There’s a persistent belief among transwomen that cycling HRT, usually with some sort of “three weeks on, one week off” cycle, may benefit the transition process. The reasoning usually offered is making the observation that ciswomen’s hormone levels go up and down with…
What a patronizing crock of shit. This is pure junk science with a whole bunch of internalized transmisogyny mixed in. Here’s why:
1. Trans women don’t just take hormones so our “bodies develop.” Many, if not most of us, who choose HRT do so because of the mental and emotional benefits of having our dominant hormone system line up with our identity as females (or other non-male identities). This is a huge part of dealing with dysphoria for me and many others, and it’s not some placebo effect nonsense- Estrogen and Progesterone have extensively documented mental effects. In that context, cycling makes perfect sense whether or not it has the remotest effect on secondary sexual characteristic development. The idea that trans women would exclusively be concerned about the appearance of our bodies rather than our internal well-being meshes precisely with age-old shitty tropes: about the artificiality of femininity in general and of trans-femininity in particular, and about the availability of our bodies to others.
2. The OP said it herself: “there has never been a clinical study done on such cycling, at least not one that has made it into PubMed.” A good scientist, confronted with a lack of research, does not throw up her hands and say “well THAT question must be worthless!” She first wonders why the research hasn’t been done (hmm, could it have anything to do with the extensive social and structural bias against trans women and the near-total lack of representation in the field of endocrinology?). Then, she actually does the research. This post is such a classic, perfect example of internalizing and re-inscribing the transmisogyny of scientific and medical establishments rather than working to undo the damage done to trans women and to the legitimacy of those fields by systemic oppression. Trans lives, trans opinions, and trans practices are priceless and invaluable, and I refuse to accept them being waved away as “anecdotal” at the same time that medical establishments routinely refuse to privilege our voices in discussions of our own healthcare.

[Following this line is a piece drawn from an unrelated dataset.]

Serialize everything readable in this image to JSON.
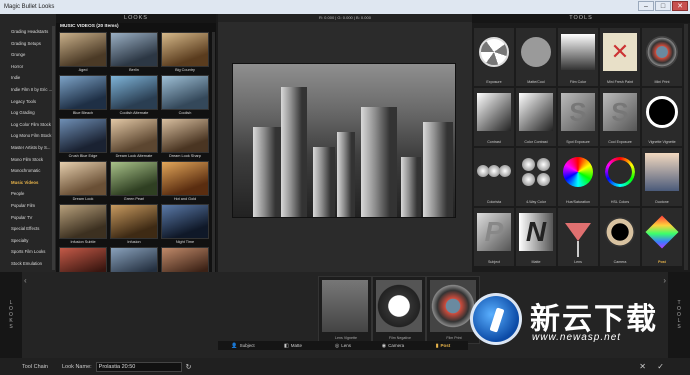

My post has apparently struck a nerve, but your anger seems to be directed at a caricature of what I actually wrote.
First, at no point did I say that the only reason we undergo HRT is to change our bodies, and reacting as if that was what I said is a form of argumentative strawman. I said that there is a common view that cycling hormones (sometimes just progesterone) somehow aids in the development of bodies (usually breast development). And it *is* common; search many trans-dedicated forums and resource pages online and you’ll see it discussed as such. In fact, here are some examples:
These are not “shitty tropes”; these are real women who are honestly interested in the potential physical benefits of hormone cycling.

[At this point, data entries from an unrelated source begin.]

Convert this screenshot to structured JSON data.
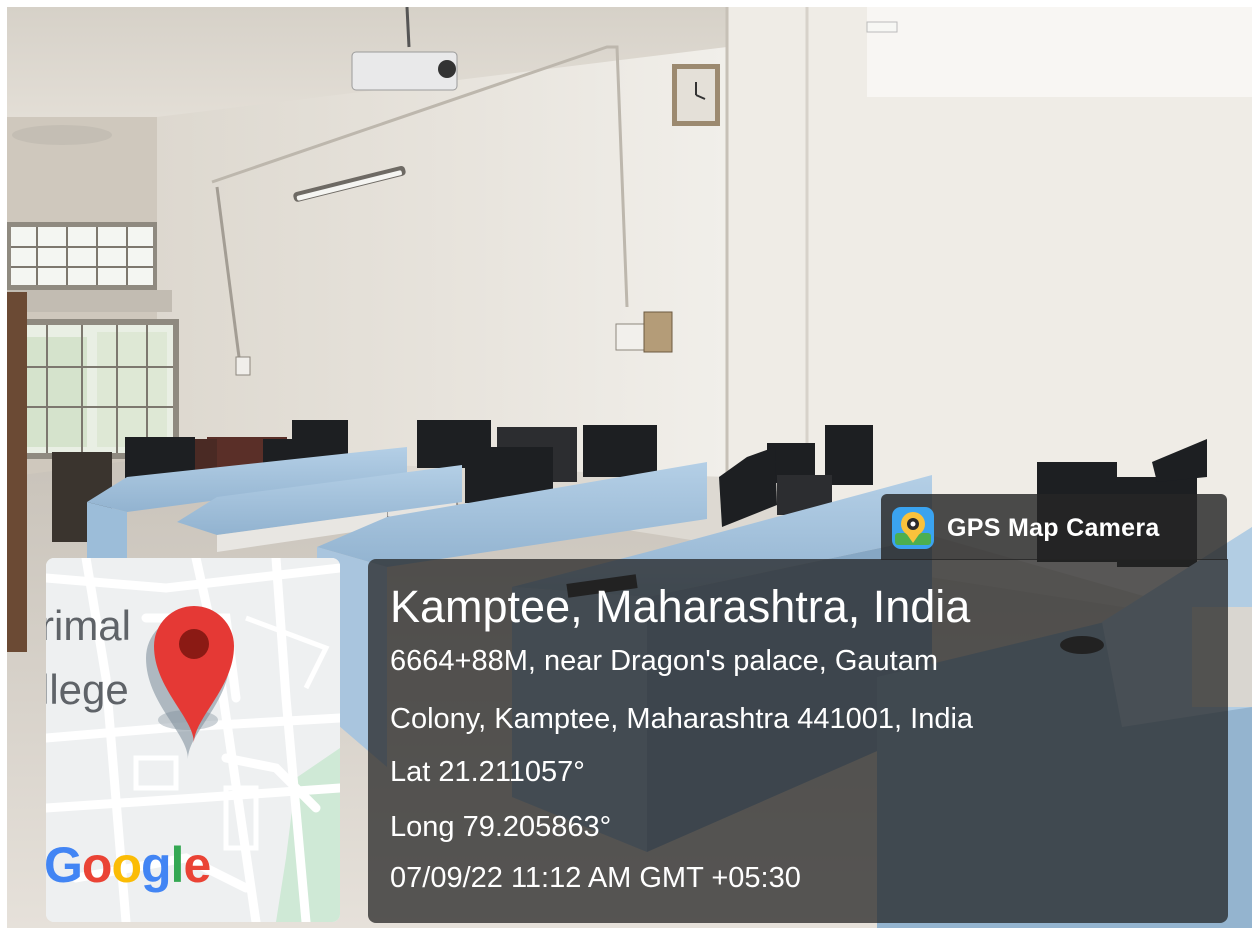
{
  "overlay": {
    "app_name": "GPS Map Camera",
    "place_title": "Kamptee, Maharashtra, India",
    "address_line_1": "6664+88M, near Dragon's palace, Gautam",
    "address_line_2": "Colony, Kamptee, Maharashtra 441001, India",
    "latitude": "Lat 21.211057°",
    "longitude": "Long 79.205863°",
    "datetime": "07/09/22 11:12 AM GMT +05:30"
  },
  "map": {
    "label_line_1": "rimal",
    "label_line_2": "llege",
    "logo_letters": [
      {
        "char": "G",
        "color": "#4285f4"
      },
      {
        "char": "o",
        "color": "#ea4335"
      },
      {
        "char": "o",
        "color": "#fbbc05"
      },
      {
        "char": "g",
        "color": "#4285f4"
      },
      {
        "char": "l",
        "color": "#34a853"
      },
      {
        "char": "e",
        "color": "#ea4335"
      }
    ],
    "pin_color": "#e53935"
  },
  "scene": {
    "description_icons": [
      "projector",
      "wall-clock",
      "tube-light",
      "window",
      "computer-monitor",
      "desk-partition"
    ]
  }
}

Second, you are also misrepresenting my position regarding the research and science. Nowhere did I say the question was worthless or that no one should bother testing it. I was simply pointing out that, to date, there is no supporting evidence beyond anecdote that cycling has any benefit to physical development. Is it possible that cycling has benefits to physical development? Sure. But it’s just as likely, in the absence of evidence, to have detrimental effects on physical development. In the absence of evidence, the null hypothesis — that cycling has no known benefits to physical development — is the best position to take.That’s not transmisogyny; that’s just sound critical thinking.
I would love to see more — MUCH more — research done on transgender health and science. And yes, there is a lot of transmisogyny and marginalization out there that is helping to prevent good science being done. But a lack of evidence is still a lack of evidence, regardless of the cause.
If mimicking the menstrual cycle for the emotional or mental benefit works for you, then by all means, keep at it. But if a woman is out there cycling because she’s working under the belief that it will somehow aid in her physical development, then she should be aware of the current state of knowledge on the subject.